Two years on and so many of us are still doing a lot of our work conferences remotely.  This doesn’t seem likely to change any time soon given how complete the solutions for video conferencing are.  No matter how good the programs and apps for video conferencing are though it won’t be much good unless you have a decent microphone and speakers.

EPOS’ mid-range conference headset solution, the EPOS Adapt 360, offers some great features at a reasonable price.  Read on to hear our thoughts on them and whether they should be part of your video conferencing setup.

Design and features

The Adapt 360 are an over-the-ear set of headphones with comfortable ear cups and a lot of buttons on the right earcup.  The memory foam in the earcups is covered in an incredibly soft leather that feels incredibly comfortable on the ear, no matter how long you wear them for.  

The head band of the Adapt 360 is padded but I would make sure that it is placed loosely on the head because the padding is not as comfortable as that on your high-end Bluetooth headphones such as the Bose QC45.  Having the headband loose though the headphones were comfortable, with the soft and comfortable earcups holding them securely in place.  Now I’m not sure they would last on your head through a rigorous workout but that is not what they are designed for.

The right earcup is where all the controls for the headphones are located.  On there you will find the hook button (call controls such as answer, hold, hang up etc), media control button, volume button, USB-C port, audio jack (for a wired connection), power and mute button and the microphone.  Looking at the headphone it looks extremely “busy” but let’s face it, if you are using it for video conferencing you are unlikely to need to use much of these aside from the volume button.

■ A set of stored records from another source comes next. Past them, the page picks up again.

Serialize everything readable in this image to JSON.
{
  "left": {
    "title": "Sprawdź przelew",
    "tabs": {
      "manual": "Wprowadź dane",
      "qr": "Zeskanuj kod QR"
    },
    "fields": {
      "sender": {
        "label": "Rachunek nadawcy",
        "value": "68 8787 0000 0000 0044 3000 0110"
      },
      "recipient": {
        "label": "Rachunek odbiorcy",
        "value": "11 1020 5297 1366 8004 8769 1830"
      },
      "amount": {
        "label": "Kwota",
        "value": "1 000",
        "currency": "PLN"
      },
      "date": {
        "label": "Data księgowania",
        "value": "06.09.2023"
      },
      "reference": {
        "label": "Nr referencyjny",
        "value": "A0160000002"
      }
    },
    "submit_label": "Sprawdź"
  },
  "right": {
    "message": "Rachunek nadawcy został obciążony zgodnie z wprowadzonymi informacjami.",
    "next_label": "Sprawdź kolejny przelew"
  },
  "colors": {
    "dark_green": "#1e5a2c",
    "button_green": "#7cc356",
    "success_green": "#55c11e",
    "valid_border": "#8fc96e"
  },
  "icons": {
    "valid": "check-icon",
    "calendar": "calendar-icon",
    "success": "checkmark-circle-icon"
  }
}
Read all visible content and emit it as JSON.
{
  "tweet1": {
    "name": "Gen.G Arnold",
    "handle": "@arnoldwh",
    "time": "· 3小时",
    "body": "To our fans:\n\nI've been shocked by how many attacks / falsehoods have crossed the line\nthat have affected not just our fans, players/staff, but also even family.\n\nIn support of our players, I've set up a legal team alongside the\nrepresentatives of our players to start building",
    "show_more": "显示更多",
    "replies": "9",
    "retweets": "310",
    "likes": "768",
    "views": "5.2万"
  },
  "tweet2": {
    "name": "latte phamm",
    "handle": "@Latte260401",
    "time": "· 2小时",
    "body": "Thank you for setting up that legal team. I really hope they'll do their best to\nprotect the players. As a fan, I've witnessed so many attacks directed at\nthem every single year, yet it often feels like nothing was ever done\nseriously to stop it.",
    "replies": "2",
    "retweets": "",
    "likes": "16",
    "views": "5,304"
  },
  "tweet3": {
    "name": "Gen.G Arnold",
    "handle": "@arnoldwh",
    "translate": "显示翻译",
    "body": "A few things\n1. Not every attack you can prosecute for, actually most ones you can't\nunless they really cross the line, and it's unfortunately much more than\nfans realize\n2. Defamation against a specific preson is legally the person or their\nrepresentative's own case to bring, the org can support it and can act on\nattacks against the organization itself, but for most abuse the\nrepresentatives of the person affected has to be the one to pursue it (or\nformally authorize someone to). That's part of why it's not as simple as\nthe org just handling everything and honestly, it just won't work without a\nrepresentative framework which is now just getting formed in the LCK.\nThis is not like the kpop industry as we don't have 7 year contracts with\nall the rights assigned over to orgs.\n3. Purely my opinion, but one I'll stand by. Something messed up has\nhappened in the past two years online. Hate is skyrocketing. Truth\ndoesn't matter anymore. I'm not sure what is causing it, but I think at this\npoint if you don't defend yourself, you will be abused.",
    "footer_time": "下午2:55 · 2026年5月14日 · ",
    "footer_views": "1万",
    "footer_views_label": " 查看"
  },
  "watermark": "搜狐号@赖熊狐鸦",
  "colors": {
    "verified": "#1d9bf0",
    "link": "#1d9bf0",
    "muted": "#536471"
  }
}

The media control button is useful though because it means you can also use these headphones when not in a video conference as a media headset.  The quality drivers inside combined with the ANC results in some decent sound coming from them.  It is notable too that the Adapt 360 also allow multi-device connectivity so you can be listening to music on one device and answering a call etc on the other.

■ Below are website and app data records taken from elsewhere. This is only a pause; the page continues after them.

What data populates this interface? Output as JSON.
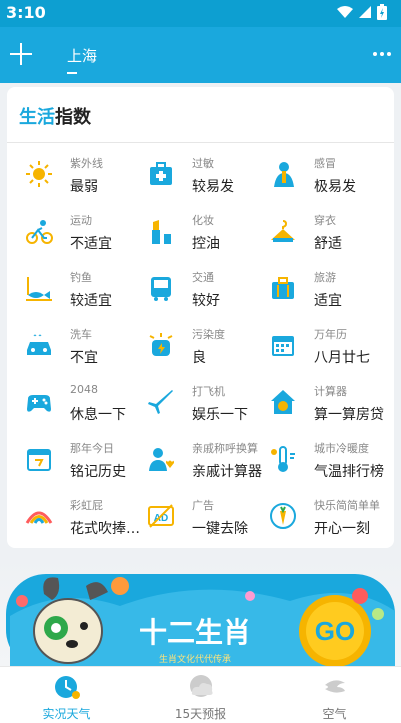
{
  "status_bar": {
    "time": "3:10"
  },
  "header": {
    "city": "上海"
  },
  "life_index": {
    "title_accent": "生活",
    "title_rest": "指数",
    "rows": [
      [
        {
          "label": "紫外线",
          "value": "最弱",
          "icon": "sun-icon"
        },
        {
          "label": "过敏",
          "value": "较易发",
          "icon": "medkit-icon"
        },
        {
          "label": "感冒",
          "value": "极易发",
          "icon": "cold-person-icon"
        }
      ],
      [
        {
          "label": "运动",
          "value": "不适宜",
          "icon": "cycling-icon"
        },
        {
          "label": "化妆",
          "value": "控油",
          "icon": "lipstick-icon"
        },
        {
          "label": "穿衣",
          "value": "舒适",
          "icon": "hanger-icon"
        }
      ],
      [
        {
          "label": "钓鱼",
          "value": "较适宜",
          "icon": "fishing-icon"
        },
        {
          "label": "交通",
          "value": "较好",
          "icon": "bus-icon"
        },
        {
          "label": "旅游",
          "value": "适宜",
          "icon": "suitcase-icon"
        }
      ],
      [
        {
          "label": "洗车",
          "value": "不宜",
          "icon": "car-icon"
        },
        {
          "label": "污染度",
          "value": "良",
          "icon": "pollution-icon"
        },
        {
          "label": "万年历",
          "value": "八月廿七",
          "icon": "calendar-icon"
        }
      ],
      [
        {
          "label": "2048",
          "value": "休息一下",
          "icon": "gamepad-icon"
        },
        {
          "label": "打飞机",
          "value": "娱乐一下",
          "icon": "airplane-icon"
        },
        {
          "label": "计算器",
          "value": "算一算房贷",
          "icon": "house-money-icon"
        }
      ],
      [
        {
          "label": "那年今日",
          "value": "铭记历史",
          "icon": "history-calendar-icon"
        },
        {
          "label": "亲戚称呼换算",
          "value": "亲戚计算器",
          "icon": "relatives-icon"
        },
        {
          "label": "城市冷暖度",
          "value": "气温排行榜",
          "icon": "thermometer-icon"
        }
      ],
      [
        {
          "label": "彩虹屁",
          "value": "花式吹捧…",
          "icon": "rainbow-icon"
        },
        {
          "label": "广告",
          "value": "一键去除",
          "icon": "no-ad-icon"
        },
        {
          "label": "快乐简简单单",
          "value": "开心一刻",
          "icon": "carrot-icon"
        }
      ]
    ]
  },
  "banner": {
    "title": "十二生肖",
    "subtitle": "生肖文化代代传承",
    "cta": "GO"
  },
  "bottom_nav": [
    {
      "label": "实况天气",
      "icon": "clock-weather-icon",
      "active": true
    },
    {
      "label": "15天预报",
      "icon": "cloud-icon",
      "active": false
    },
    {
      "label": "空气",
      "icon": "air-icon",
      "active": false
    }
  ]
}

The headphones come packaged with a USB-C cable, a 3.5mm cable and a USB dongle (in case your device does not have Bluetooth).

How good is the microphone?

The microphone, when connecting via Bluetooth straight to my desktop – because most of our PCs have Bluetooth nowadays anyway – is good, really good. It uses the noise cancelling microphones on the outside of the earcups to cancel out any noise that may affect the conversation.  It does this well too – I tested it next to my AC unit and next to my stove top with the overhead fan running at full power.

Now you can be cooking your lunch while on a work call at the same time and those on the other end will be none the wiser.  When on the call, using Zoom, the person on the other end could barely hear the fan of the stove top at all – although it was there it did not affect the ability of them to hear and understand me clearly. With this capability it is no surprise that these headphones are Microsoft Teams certified.

How is the sound?

Whether using the USB Bluetooth dongle or connecting your headphones directly to your devices using the in-built Bluetooth, you can connect them to multiple devices.  I was able to connect directly to me desktop as well as my Pixel 6 Pro at the same time allowing notifications from both devices to notify through the headphones.

Receiving a call while having both devices connected to the headphones was simple with the music from the PC stopping when the call notification came through.  Once the call was finished on the phone the music from the PC started again automatically – just how it should.

So how was the quality of the music?  It was good – not great but certainly passable.  I was comparing them to the $500 Bose QC45 though and the EPOS Adapt 360 come in at around the $300 mark.  The EPOS Adapt 360 lacked some of the clarity of the mids and high-end sounds and the bass sounded not as deep, nor as crisp but by themselves they are certainly good enough to listen to music with although audiophiles may want to look elsewhere.

Do I recommend them?

To buy a set of headphones such as these you need to consider just what you want them for. If your primary use is for video and tele-conferencing, then you should definitely consider them. The noise cancellation and voice mics allows for great voice on the other end of the call. Their ability to provide decent audio in the over ear earcups is a bonus.

On the other hand, if your primary purpose for the headphones is to listen to music or other media then you may be better off purchasing a set of dedicated Bluetooth headphones from a more reputable audio company such as Bose, Sony, and even Skullcandy. These headphones can provide a better, more rounded audio experience while at the same time providing decent talk features — although usually at a higher price than the EPOS Adapt 360 headset.

The EPOS Adapt 360 over-ear Bluetooth headset will set you back around $300 and if you want an all-around headset that will provide you with all your video and tele-conferencing needs then you should definitely head on over to the EPOS website and check out their official reseller list — a simple Google search for them though will provide many more resellers.